Work item:
Only the number is wanted: how many lines of the data contain "timestamp"?
═══ Supplied data ═══
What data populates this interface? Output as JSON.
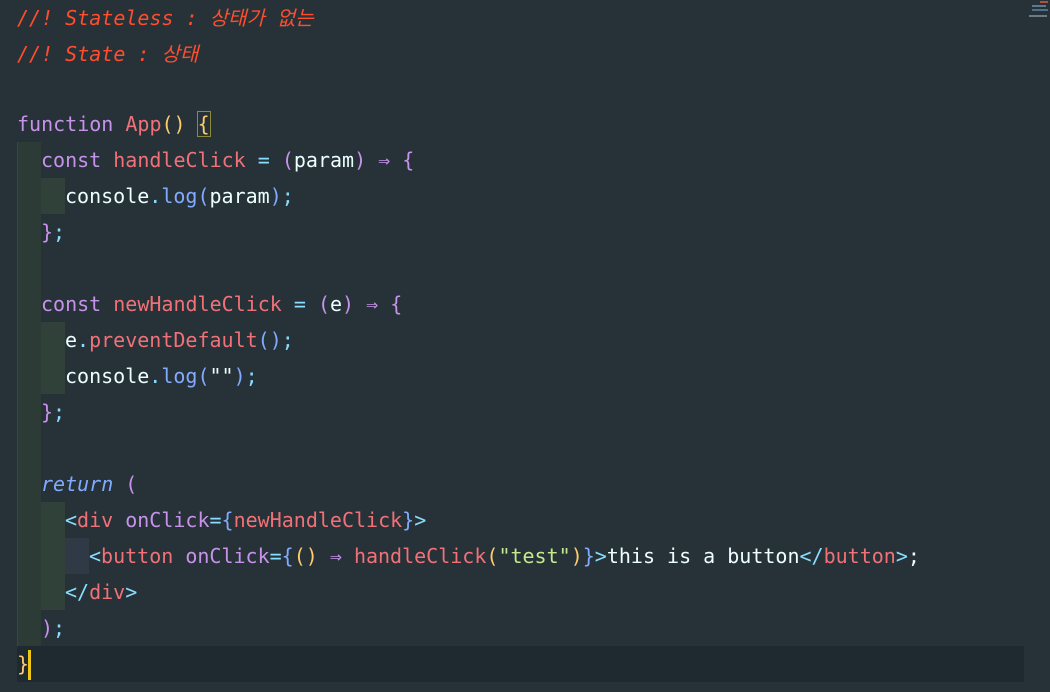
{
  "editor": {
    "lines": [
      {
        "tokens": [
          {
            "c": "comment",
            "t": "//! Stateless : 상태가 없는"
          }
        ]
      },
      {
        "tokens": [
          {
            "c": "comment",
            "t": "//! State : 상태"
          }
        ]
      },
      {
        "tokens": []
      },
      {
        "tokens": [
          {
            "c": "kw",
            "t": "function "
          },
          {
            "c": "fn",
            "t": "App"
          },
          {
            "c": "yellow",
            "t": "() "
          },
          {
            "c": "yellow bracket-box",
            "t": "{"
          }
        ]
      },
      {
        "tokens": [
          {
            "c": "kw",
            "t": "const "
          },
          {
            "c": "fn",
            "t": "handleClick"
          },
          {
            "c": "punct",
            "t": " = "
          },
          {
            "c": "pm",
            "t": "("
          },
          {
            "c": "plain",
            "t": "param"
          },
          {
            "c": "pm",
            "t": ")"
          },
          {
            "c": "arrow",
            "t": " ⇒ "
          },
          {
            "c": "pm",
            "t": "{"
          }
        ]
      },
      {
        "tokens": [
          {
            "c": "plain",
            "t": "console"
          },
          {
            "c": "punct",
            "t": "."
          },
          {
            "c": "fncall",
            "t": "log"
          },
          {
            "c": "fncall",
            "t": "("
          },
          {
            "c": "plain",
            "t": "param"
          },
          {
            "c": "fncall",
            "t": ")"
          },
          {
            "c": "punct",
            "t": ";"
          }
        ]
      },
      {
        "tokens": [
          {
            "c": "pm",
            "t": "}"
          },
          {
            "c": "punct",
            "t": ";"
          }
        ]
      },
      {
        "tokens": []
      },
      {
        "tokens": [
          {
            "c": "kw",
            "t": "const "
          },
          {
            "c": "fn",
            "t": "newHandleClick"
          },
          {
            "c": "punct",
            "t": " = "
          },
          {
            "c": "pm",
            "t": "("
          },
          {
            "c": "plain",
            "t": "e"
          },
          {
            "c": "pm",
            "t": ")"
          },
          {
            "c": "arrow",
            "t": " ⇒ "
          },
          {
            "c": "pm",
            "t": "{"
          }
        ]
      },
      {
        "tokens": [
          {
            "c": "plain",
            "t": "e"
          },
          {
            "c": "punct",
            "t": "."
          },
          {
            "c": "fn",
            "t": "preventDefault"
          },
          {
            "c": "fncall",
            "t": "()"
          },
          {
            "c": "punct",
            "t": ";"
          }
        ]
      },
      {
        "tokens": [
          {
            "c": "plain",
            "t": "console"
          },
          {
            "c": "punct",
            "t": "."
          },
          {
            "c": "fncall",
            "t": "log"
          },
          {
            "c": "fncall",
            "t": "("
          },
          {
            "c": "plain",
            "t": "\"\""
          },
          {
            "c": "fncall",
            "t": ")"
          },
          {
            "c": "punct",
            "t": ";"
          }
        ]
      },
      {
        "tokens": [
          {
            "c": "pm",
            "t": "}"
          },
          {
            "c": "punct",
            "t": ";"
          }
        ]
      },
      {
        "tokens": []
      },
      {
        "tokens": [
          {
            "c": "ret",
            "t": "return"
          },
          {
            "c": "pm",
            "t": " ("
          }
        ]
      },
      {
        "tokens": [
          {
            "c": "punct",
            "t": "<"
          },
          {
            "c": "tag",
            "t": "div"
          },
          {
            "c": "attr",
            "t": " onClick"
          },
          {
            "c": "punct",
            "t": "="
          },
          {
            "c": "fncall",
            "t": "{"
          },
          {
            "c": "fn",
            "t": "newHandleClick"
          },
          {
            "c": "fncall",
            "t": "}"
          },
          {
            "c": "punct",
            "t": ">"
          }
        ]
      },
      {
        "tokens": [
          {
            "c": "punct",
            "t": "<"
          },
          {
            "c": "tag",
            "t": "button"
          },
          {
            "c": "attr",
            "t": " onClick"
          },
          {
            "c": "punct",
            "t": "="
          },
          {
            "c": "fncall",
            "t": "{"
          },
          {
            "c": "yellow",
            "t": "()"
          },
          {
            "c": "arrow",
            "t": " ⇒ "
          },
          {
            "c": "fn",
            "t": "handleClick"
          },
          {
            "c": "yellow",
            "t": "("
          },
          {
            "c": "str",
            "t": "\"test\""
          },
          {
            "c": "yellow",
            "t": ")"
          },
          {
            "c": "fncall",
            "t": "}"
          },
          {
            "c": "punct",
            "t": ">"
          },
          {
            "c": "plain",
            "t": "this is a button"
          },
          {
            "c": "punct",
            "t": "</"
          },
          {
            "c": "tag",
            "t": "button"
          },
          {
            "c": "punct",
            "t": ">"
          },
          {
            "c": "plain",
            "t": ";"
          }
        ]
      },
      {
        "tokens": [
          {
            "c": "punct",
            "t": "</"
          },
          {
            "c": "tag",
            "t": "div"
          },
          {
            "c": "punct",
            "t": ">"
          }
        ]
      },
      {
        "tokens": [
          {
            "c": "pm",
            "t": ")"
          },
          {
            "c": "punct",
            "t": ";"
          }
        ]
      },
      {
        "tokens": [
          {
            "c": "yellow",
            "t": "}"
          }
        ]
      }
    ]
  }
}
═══
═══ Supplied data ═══
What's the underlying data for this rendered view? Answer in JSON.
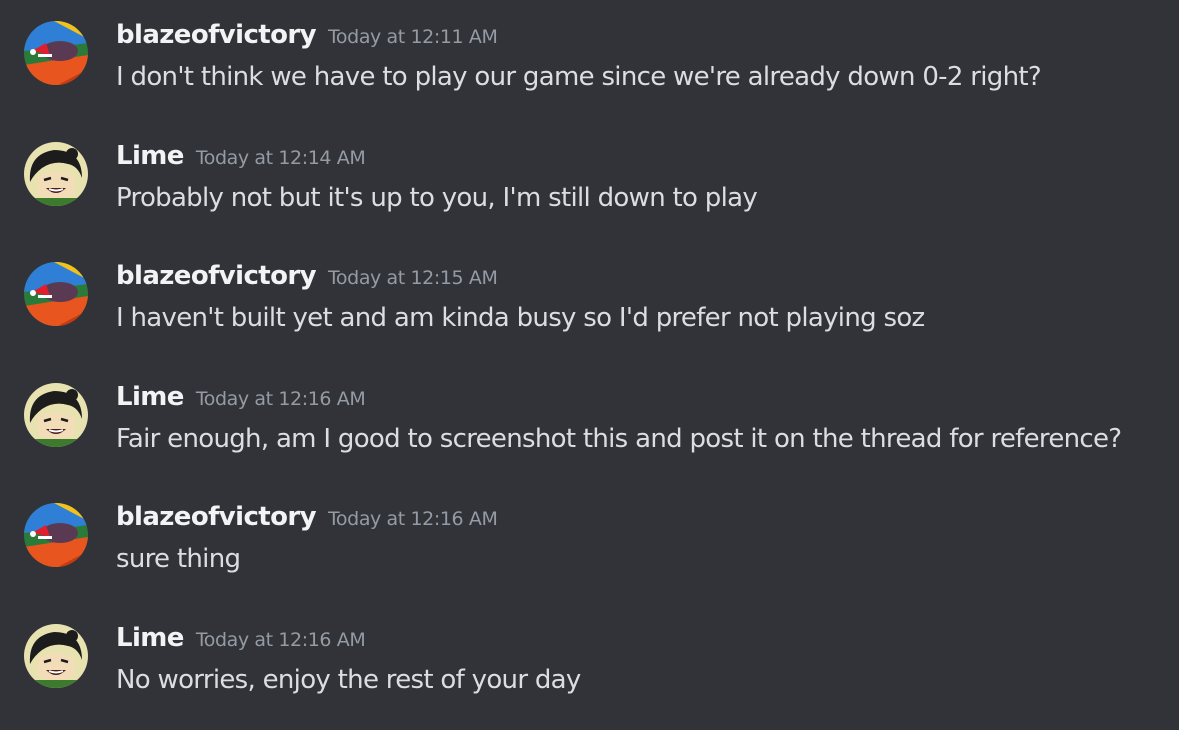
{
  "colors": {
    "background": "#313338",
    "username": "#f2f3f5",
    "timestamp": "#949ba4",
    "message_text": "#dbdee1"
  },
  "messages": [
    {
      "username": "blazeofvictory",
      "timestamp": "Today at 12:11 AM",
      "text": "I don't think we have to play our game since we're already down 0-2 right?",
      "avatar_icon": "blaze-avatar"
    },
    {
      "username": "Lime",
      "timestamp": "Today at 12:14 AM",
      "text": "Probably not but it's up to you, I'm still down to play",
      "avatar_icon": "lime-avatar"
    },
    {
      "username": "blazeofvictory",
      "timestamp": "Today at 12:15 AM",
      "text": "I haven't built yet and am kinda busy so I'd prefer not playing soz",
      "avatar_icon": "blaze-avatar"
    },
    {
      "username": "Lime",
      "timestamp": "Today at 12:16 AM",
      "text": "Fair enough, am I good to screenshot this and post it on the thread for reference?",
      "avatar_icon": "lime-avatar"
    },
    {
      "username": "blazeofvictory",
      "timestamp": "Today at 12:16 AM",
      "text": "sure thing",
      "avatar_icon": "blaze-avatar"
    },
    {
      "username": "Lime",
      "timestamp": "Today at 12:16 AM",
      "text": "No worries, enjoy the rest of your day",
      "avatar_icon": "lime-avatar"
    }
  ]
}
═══
Answer box:
7